Thousands are expected to attend Friday’s wake at Oak Creek High School, where the bodies of the six victims will lie in repose, according to local Sikh leaders. Among those expected to attend were Wisconsin Governor Scott Walker and Attorney General Eric Holder.
“Grief shared is grief halved,” said Kulwant Singh Dhaliwal, a spokesperson for the Sikh community in Milwaukee, referring to the dozens of vigils for the victims held throughout the nation this week.
“It restores our faith in humanity. We are overwhelmed by the response,” he added.
Satwant Singh Kaleka, the 65-year-old president of the congregation, was among the victims.
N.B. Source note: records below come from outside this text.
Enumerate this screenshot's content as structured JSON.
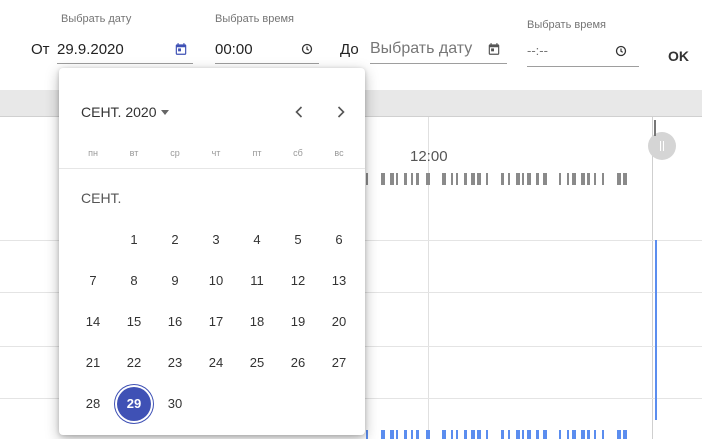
{
  "filter": {
    "from_word": "От",
    "to_word": "До",
    "from_date": {
      "label": "Выбрать дату",
      "value": "29.9.2020",
      "icon": "calendar-icon"
    },
    "from_time": {
      "label": "Выбрать время",
      "value": "00:00",
      "icon": "clock-icon"
    },
    "to_date": {
      "placeholder": "Выбрать дату",
      "icon": "calendar-icon"
    },
    "to_time": {
      "label": "Выбрать время",
      "value": "--:--",
      "icon": "clock-icon"
    },
    "ok_label": "OK"
  },
  "chart": {
    "time_label": "12:00",
    "bar_color": "#5b8def",
    "tick_color": "#8a8a8a"
  },
  "calendar": {
    "header_label": "СЕНТ. 2020",
    "month_label": "СЕНТ.",
    "weekdays": [
      "пн",
      "вт",
      "ср",
      "чт",
      "пт",
      "сб",
      "вс"
    ],
    "days": [
      "1",
      "2",
      "3",
      "4",
      "5",
      "6",
      "7",
      "8",
      "9",
      "10",
      "11",
      "12",
      "13",
      "14",
      "15",
      "16",
      "17",
      "18",
      "19",
      "20",
      "21",
      "22",
      "23",
      "24",
      "25",
      "26",
      "27",
      "28",
      "29",
      "30"
    ],
    "selected_day": "29",
    "accent_color": "#3f51b5"
  }
}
The others who died were Sita Singh, 41; Ranjit Singh, 49; Prakash Singh, 39; Paramjit Kaur, 41; and Suveg Singh, 84.
The gunman, Wade Michael Page, a 40-year-old U.S. Army veteran with links to racist groups, also wounded three others seriously when he opened fire on worshipers Sunday morning. Page was shot in the stomach by a responding officer before dying of a self-inflicted gunshot wound to the head.
The two-hour wake will be held in the high school’s gymnasium about two miles south of the Sikh Temple of Wisconsin where the shooting occurred. Sikh religious leaders will lead prayers and hymns during the ceremony as a procession of mourners pass the bodies.
The wake will be followed by private funeral ceremonies in the afternoon at a crematorium.
Investigators, who are still searching for a motive, released the temple back to the Sikh congregation on Thursday morning.
Editing by Paul Thomasch and Philip Barbara